TO DO: Below are some records. Set each one down exactly as it reads.

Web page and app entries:
BEGIN
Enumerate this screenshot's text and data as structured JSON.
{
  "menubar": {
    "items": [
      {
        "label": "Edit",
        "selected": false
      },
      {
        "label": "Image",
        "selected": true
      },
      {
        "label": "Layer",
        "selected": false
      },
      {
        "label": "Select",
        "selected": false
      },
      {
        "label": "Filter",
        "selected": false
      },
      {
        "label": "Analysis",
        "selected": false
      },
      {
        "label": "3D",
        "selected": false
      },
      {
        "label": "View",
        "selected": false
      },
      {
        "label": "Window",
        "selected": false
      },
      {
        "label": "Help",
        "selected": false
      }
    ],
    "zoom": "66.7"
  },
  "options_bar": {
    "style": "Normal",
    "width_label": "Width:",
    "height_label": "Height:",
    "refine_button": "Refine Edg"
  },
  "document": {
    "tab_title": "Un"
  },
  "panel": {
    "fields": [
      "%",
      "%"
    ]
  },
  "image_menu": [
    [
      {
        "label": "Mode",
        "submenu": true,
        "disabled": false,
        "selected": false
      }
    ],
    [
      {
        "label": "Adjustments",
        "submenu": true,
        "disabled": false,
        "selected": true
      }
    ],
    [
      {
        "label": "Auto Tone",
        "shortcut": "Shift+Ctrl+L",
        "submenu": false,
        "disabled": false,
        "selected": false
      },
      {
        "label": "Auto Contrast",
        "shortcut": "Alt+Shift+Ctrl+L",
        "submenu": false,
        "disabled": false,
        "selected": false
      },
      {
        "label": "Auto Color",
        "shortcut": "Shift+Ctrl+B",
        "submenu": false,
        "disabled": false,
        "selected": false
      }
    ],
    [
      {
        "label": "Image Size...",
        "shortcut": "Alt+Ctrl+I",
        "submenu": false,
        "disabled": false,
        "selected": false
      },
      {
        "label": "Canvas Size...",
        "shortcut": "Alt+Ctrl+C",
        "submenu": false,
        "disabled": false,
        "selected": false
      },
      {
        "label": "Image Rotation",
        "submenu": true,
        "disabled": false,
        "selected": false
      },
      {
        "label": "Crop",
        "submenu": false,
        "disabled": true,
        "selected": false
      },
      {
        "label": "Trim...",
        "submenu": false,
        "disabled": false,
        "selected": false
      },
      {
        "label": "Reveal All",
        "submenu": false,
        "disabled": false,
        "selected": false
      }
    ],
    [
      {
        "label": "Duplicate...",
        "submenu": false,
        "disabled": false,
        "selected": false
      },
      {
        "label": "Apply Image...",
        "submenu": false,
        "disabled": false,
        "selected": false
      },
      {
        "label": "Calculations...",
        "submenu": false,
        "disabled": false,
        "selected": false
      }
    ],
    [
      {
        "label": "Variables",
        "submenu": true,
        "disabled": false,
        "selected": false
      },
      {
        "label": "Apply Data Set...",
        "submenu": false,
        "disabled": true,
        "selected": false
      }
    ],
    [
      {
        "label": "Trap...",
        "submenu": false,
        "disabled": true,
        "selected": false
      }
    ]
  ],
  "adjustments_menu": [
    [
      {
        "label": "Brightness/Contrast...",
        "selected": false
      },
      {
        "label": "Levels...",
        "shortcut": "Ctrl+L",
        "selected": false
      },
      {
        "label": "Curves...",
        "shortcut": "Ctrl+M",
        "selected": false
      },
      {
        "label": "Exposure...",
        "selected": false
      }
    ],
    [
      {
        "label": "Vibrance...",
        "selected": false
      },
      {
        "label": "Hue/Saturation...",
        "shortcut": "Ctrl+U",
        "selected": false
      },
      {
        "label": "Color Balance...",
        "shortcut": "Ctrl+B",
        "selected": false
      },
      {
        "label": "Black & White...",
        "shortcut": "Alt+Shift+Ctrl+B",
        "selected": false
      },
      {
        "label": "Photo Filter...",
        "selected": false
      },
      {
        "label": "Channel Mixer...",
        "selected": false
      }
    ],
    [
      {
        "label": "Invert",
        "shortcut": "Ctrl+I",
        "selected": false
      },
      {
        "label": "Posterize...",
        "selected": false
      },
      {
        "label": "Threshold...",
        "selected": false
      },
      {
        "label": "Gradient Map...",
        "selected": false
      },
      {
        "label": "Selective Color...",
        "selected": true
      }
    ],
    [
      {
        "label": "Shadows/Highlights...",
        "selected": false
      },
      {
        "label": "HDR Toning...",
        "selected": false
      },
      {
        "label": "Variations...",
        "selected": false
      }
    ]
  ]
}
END
EXERCISE RESULT:
Enumerate this screenshot's text and data as structured JSON.
{
  "menubar": {
    "items": [
      {
        "label": "Edit",
        "selected": false
      },
      {
        "label": "Image",
        "selected": true
      },
      {
        "label": "Layer",
        "selected": false
      },
      {
        "label": "Select",
        "selected": false
      },
      {
        "label": "Filter",
        "selected": false
      },
      {
        "label": "Analysis",
        "selected": false
      },
      {
        "label": "3D",
        "selected": false
      },
      {
        "label": "View",
        "selected": false
      },
      {
        "label": "Window",
        "selected": false
      },
      {
        "label": "Help",
        "selected": false
      }
    ],
    "zoom": "66.7"
  },
  "options_bar": {
    "style": "Normal",
    "width_label": "Width:",
    "height_label": "Height:",
    "refine_button": "Refine Edg"
  },
  "document": {
    "tab_title": "Un"
  },
  "panel": {
    "fields": [
      "%",
      "%"
    ]
  },
  "image_menu": [
    [
      {
        "label": "Mode",
        "submenu": true,
        "disabled": false,
        "selected": false
      }
    ],
    [
      {
        "label": "Adjustments",
        "submenu": true,
        "disabled": false,
        "selected": true
      }
    ],
    [
      {
        "label": "Auto Tone",
        "shortcut": "Shift+Ctrl+L",
        "submenu": false,
        "disabled": false,
        "selected": false
      },
      {
        "label": "Auto Contrast",
        "shortcut": "Alt+Shift+Ctrl+L",
        "submenu": false,
        "disabled": false,
        "selected": false
      },
      {
        "label": "Auto Color",
        "shortcut": "Shift+Ctrl+B",
        "submenu": false,
        "disabled": false,
        "selected": false
      }
    ],
    [
      {
        "label": "Image Size...",
        "shortcut": "Alt+Ctrl+I",
        "submenu": false,
        "disabled": false,
        "selected": false
      },
      {
        "label": "Canvas Size...",
        "shortcut": "Alt+Ctrl+C",
        "submenu": false,
        "disabled": false,
        "selected": false
      },
      {
        "label": "Image Rotation",
        "submenu": true,
        "disabled": false,
        "selected": false
      },
      {
        "label": "Crop",
        "submenu": false,
        "disabled": true,
        "selected": false
      },
      {
        "label": "Trim...",
        "submenu": false,
        "disabled": false,
        "selected": false
      },
      {
        "label": "Reveal All",
        "submenu": false,
        "disabled": false,
        "selected": false
      }
    ],
    [
      {
        "label": "Duplicate...",
        "submenu": false,
        "disabled": false,
        "selected": false
      },
      {
        "label": "Apply Image...",
        "submenu": false,
        "disabled": false,
        "selected": false
      },
      {
        "label": "Calculations...",
        "submenu": false,
        "disabled": false,
        "selected": false
      }
    ],
    [
      {
        "label": "Variables",
        "submenu": true,
        "disabled": false,
        "selected": false
      },
      {
        "label": "Apply Data Set...",
        "submenu": false,
        "disabled": true,
        "selected": false
      }
    ],
    [
      {
        "label": "Trap...",
        "submenu": false,
        "disabled": true,
        "selected": false
      }
    ]
  ],
  "adjustments_menu": [
    [
      {
        "label": "Brightness/Contrast...",
        "selected": false
      },
      {
        "label": "Levels...",
        "shortcut": "Ctrl+L",
        "selected": false
      },
      {
        "label": "Curves...",
        "shortcut": "Ctrl+M",
        "selected": false
      },
      {
        "label": "Exposure...",
        "selected": false
      }
    ],
    [
      {
        "label": "Vibrance...",
        "selected": false
      },
      {
        "label": "Hue/Saturation...",
        "shortcut": "Ctrl+U",
        "selected": false
      },
      {
        "label": "Color Balance...",
        "shortcut": "Ctrl+B",
        "selected": false
      },
      {
        "label": "Black & White...",
        "shortcut": "Alt+Shift+Ctrl+B",
        "selected": false
      },
      {
        "label": "Photo Filter...",
        "selected": false
      },
      {
        "label": "Channel Mixer...",
        "selected": false
      }
    ],
    [
      {
        "label": "Invert",
        "shortcut": "Ctrl+I",
        "selected": false
      },
      {
        "label": "Posterize...",
        "selected": false
      },
      {
        "label": "Threshold...",
        "selected": false
      },
      {
        "label": "Gradient Map...",
        "selected": false
      },
      {
        "label": "Selective Color...",
        "selected": true
      }
    ],
    [
      {
        "label": "Shadows/Highlights...",
        "selected": false
      },
      {
        "label": "HDR Toning...",
        "selected": false
      },
      {
        "label": "Variations...",
        "selected": false
      }
    ]
  ]
}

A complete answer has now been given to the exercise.